§ EXERCISE
Filter these entries down to lines holding "true".

▬▬▬▬▬▬

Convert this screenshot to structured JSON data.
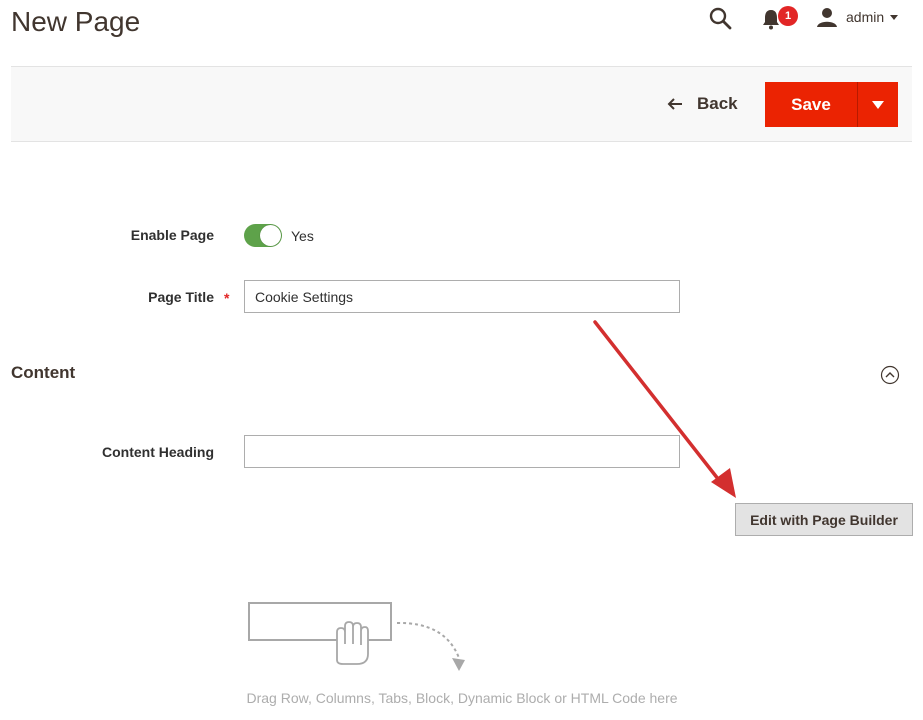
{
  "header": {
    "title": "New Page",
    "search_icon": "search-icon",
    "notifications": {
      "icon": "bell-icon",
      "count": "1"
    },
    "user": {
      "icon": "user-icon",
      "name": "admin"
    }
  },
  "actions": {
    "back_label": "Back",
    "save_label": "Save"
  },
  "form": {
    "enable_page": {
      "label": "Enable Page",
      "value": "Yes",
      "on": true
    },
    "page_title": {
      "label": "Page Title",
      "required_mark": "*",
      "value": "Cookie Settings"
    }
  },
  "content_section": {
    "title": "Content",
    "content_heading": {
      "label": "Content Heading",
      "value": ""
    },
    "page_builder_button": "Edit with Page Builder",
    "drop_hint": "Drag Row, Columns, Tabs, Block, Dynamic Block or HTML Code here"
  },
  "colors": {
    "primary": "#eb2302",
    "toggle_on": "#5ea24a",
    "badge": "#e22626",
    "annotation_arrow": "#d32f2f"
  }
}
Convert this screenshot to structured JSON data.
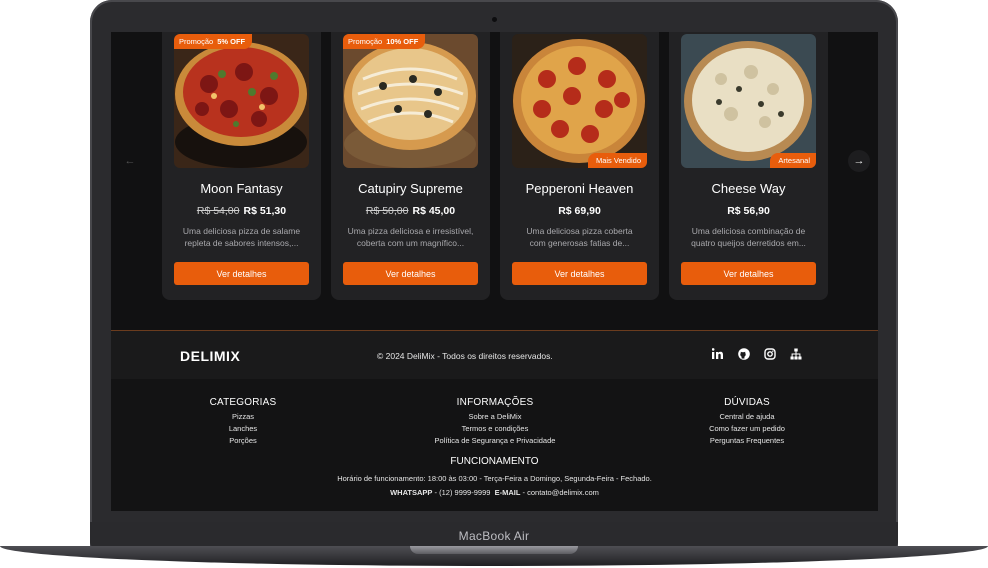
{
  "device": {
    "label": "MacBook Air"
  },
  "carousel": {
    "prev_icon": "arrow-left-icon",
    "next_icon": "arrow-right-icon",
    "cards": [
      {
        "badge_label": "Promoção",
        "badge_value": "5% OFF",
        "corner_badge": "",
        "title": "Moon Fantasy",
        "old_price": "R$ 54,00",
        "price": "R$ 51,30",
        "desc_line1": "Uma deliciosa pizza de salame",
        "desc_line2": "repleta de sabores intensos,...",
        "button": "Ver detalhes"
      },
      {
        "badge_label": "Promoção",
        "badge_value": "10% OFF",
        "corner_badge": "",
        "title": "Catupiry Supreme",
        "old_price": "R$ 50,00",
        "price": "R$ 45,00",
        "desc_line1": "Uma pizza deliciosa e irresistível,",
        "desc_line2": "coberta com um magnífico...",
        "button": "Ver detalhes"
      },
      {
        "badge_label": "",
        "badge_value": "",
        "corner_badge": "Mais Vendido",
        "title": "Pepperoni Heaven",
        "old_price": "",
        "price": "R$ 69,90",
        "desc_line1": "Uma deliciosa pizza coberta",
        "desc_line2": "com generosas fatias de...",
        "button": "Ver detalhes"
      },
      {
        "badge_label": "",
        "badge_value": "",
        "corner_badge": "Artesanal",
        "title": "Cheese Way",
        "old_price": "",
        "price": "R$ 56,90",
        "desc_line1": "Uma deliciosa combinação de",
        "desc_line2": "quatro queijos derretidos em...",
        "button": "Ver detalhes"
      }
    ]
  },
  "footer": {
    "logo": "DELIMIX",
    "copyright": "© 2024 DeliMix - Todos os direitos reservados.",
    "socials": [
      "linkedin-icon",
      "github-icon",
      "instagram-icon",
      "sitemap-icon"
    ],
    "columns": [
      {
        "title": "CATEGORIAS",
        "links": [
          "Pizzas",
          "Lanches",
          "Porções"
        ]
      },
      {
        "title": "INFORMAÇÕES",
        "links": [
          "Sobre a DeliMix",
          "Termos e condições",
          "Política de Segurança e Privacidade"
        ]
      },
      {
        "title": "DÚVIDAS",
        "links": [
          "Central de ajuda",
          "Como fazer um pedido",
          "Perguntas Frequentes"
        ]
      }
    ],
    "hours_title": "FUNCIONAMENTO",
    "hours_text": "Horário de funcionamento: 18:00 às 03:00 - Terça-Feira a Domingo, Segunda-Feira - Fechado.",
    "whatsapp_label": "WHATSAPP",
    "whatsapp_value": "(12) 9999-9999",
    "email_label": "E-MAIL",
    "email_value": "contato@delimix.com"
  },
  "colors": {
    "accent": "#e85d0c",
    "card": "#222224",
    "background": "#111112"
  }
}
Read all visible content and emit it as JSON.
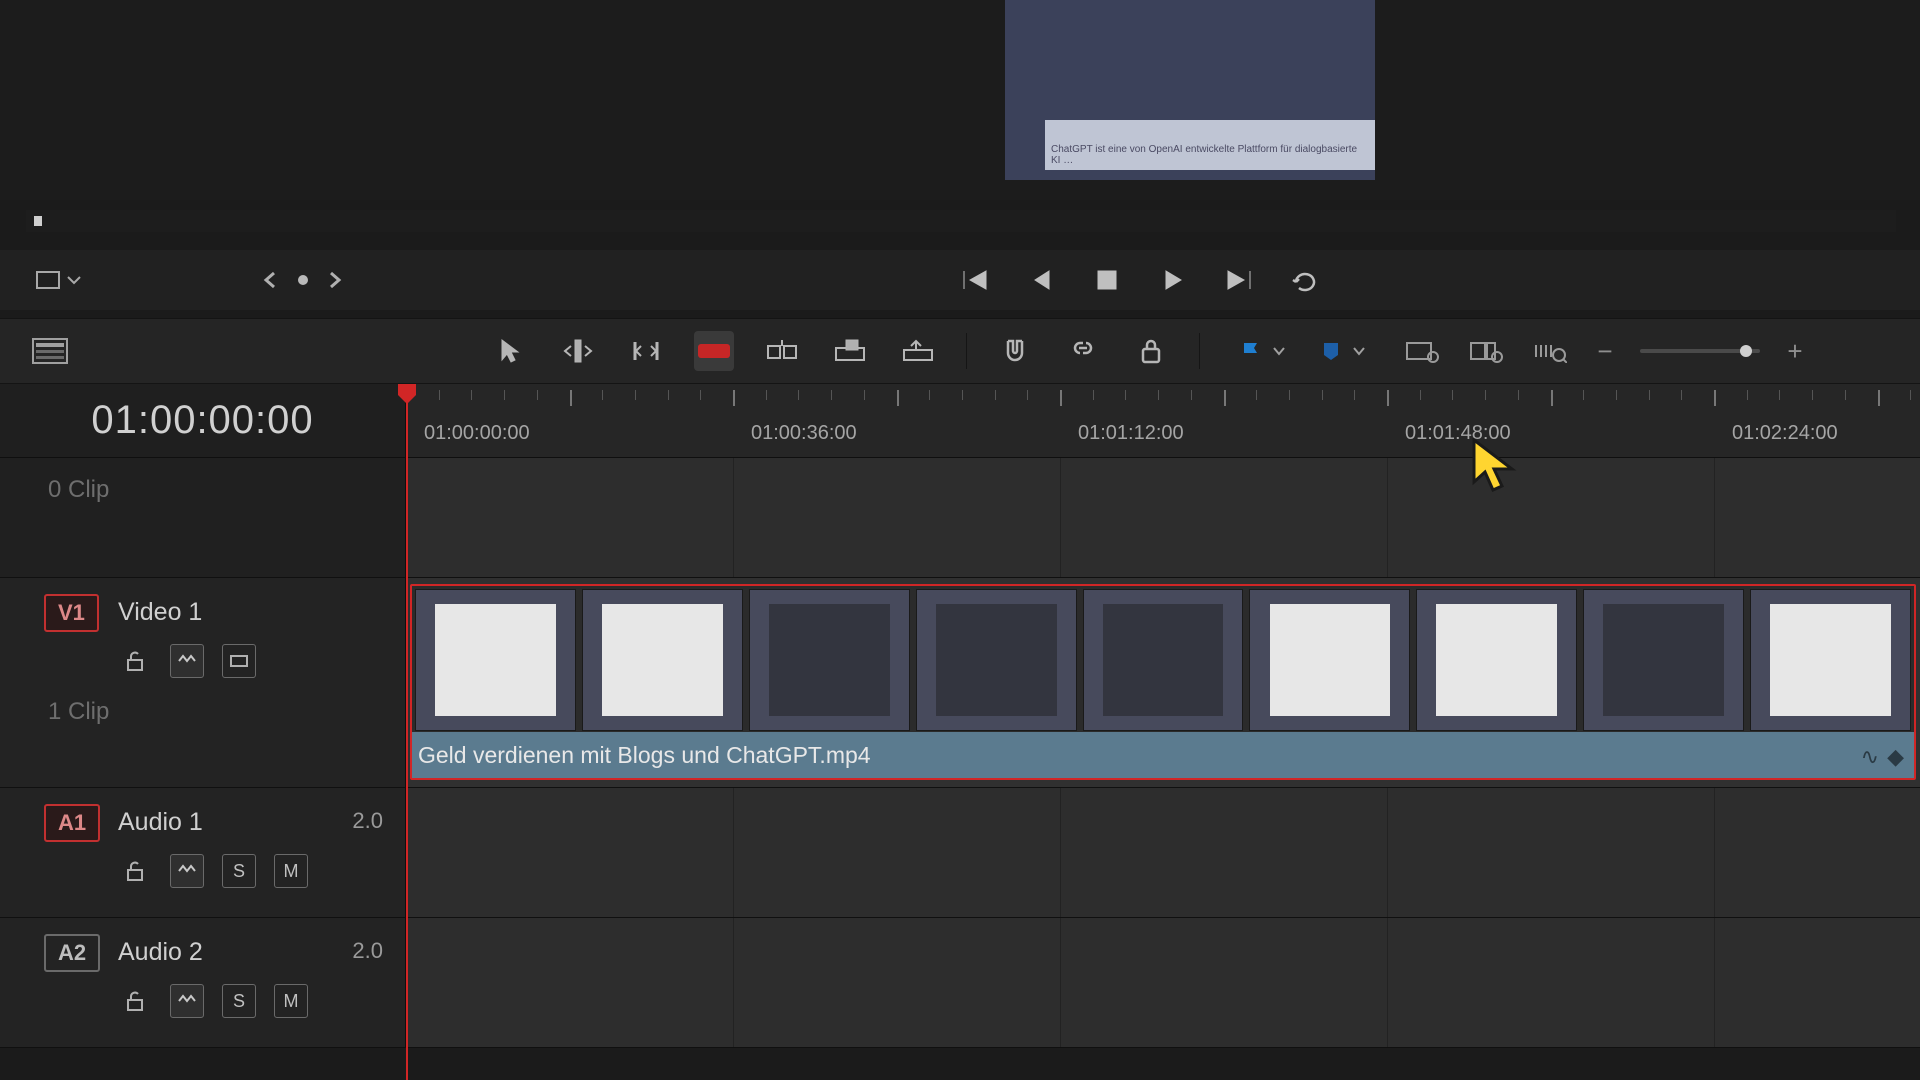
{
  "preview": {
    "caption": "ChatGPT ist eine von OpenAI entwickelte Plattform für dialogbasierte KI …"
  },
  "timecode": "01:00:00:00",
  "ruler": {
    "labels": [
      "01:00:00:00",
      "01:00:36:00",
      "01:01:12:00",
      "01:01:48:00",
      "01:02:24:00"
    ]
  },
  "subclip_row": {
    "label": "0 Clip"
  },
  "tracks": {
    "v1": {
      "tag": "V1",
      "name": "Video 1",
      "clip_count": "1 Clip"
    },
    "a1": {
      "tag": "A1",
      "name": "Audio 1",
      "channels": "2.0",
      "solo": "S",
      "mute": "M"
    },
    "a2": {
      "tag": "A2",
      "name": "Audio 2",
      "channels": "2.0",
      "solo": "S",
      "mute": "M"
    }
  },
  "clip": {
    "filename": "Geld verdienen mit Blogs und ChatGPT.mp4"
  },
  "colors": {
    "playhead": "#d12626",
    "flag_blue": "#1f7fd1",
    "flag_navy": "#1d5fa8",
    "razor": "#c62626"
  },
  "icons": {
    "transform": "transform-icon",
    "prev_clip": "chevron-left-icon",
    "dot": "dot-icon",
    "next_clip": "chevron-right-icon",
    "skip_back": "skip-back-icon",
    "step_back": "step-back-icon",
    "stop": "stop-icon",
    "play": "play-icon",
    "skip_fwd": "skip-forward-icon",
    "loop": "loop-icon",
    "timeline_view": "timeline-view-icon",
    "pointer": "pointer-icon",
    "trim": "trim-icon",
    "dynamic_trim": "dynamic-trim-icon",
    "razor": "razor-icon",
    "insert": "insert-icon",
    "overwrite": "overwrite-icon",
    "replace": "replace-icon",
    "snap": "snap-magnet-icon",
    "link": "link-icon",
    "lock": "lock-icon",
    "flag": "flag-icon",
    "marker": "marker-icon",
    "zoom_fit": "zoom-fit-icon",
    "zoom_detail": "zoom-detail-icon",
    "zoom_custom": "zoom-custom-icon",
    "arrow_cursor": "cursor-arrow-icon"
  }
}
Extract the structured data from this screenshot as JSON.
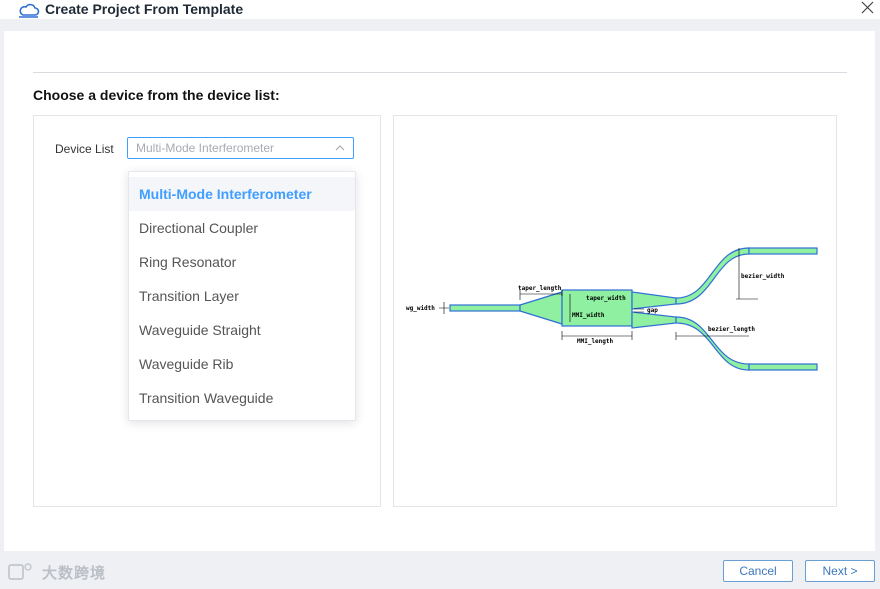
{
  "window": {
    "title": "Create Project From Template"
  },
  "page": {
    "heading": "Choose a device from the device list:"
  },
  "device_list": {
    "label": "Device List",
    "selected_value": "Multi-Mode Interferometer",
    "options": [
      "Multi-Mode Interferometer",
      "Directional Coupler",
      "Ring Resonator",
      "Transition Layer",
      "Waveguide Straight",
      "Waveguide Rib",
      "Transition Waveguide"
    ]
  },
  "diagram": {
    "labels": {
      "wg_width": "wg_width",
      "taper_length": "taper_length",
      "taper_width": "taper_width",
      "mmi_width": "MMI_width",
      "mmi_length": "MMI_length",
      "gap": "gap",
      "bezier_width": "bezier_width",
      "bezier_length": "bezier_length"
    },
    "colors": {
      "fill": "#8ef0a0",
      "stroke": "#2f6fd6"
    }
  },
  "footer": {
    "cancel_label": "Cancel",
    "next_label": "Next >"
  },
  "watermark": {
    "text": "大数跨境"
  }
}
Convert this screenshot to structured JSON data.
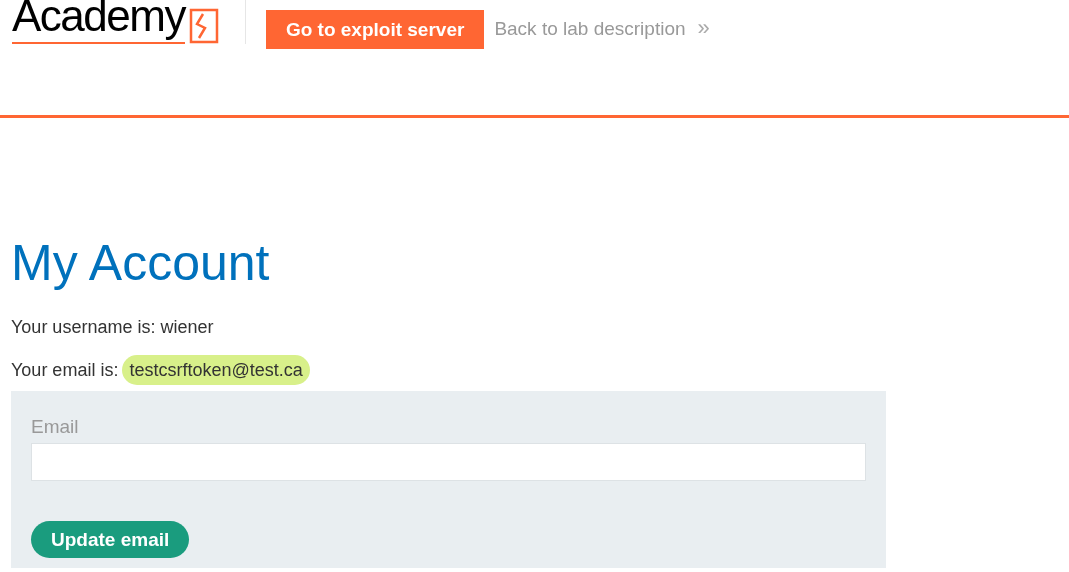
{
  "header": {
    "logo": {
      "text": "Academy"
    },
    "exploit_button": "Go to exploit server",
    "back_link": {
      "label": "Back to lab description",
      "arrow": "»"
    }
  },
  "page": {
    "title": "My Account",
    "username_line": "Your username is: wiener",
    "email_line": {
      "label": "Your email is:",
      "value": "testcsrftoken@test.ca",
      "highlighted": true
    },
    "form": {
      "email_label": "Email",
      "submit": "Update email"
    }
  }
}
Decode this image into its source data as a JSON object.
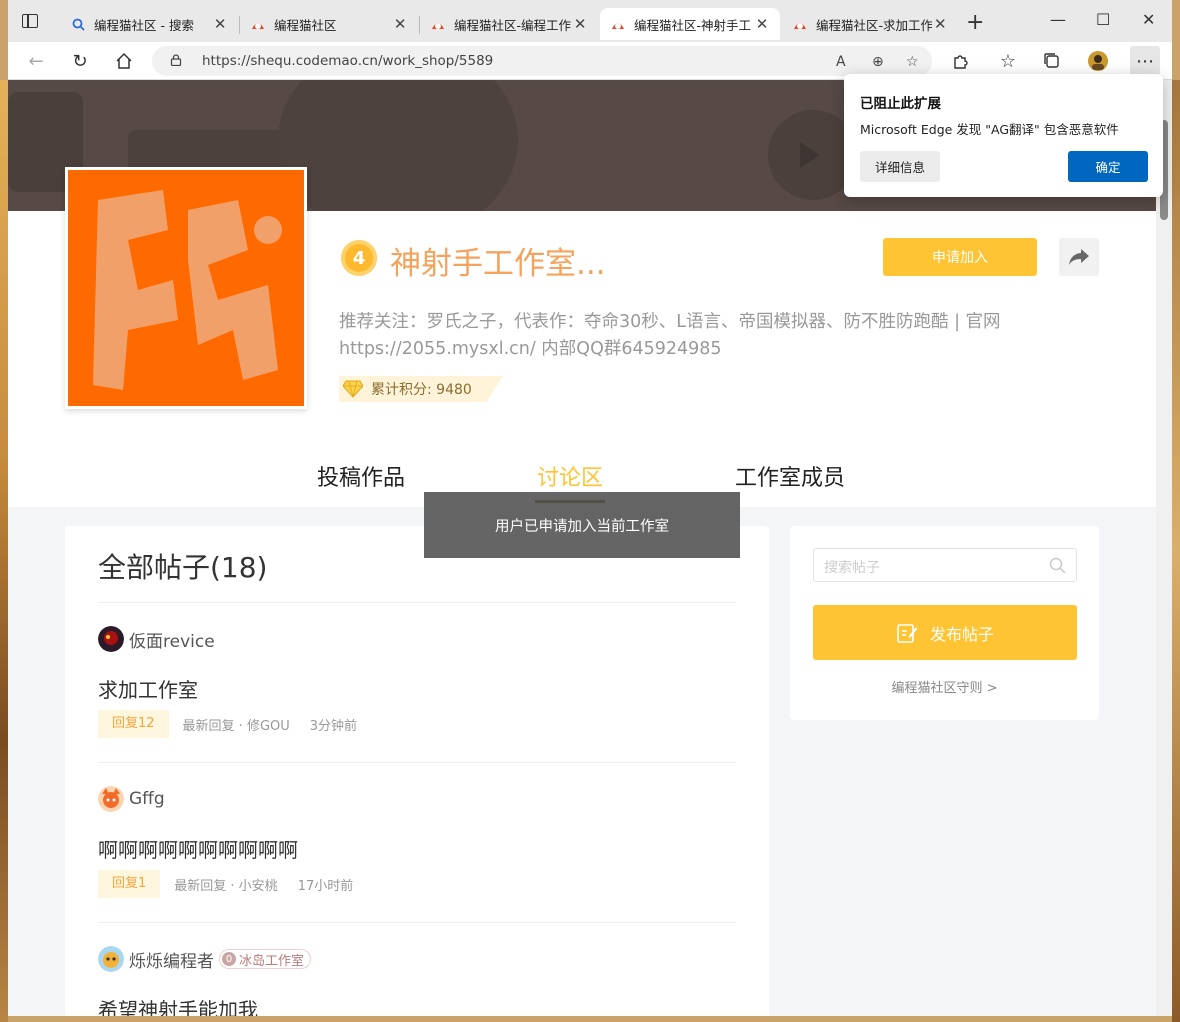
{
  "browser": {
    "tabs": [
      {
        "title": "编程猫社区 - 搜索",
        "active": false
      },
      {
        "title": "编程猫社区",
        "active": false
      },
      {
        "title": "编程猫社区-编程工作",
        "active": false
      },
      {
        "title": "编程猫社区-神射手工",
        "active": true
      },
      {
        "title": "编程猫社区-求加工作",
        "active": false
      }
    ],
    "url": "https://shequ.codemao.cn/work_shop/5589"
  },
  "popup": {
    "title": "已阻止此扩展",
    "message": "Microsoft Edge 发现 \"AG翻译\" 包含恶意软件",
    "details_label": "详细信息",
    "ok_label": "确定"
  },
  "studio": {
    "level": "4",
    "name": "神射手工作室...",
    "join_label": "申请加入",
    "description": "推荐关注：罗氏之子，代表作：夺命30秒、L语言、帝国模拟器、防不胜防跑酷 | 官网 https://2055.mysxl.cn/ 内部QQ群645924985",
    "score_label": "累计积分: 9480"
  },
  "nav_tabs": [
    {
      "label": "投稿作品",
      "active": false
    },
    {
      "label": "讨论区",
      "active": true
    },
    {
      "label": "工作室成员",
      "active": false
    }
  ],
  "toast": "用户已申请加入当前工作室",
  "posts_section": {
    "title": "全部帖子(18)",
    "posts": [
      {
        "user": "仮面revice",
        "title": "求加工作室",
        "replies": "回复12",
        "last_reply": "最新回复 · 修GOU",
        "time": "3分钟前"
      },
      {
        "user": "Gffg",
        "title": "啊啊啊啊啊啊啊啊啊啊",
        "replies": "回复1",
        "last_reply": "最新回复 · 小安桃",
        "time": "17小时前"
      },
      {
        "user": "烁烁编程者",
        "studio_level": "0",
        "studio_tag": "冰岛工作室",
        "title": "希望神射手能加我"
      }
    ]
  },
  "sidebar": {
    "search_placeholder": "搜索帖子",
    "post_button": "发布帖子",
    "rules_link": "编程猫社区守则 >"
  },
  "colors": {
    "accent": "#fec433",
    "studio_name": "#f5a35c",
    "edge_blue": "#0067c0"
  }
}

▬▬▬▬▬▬

§ RESPONSE TO THE EXERCISE
      "on": true
      "highlighted": true
        "active": true
      "active": true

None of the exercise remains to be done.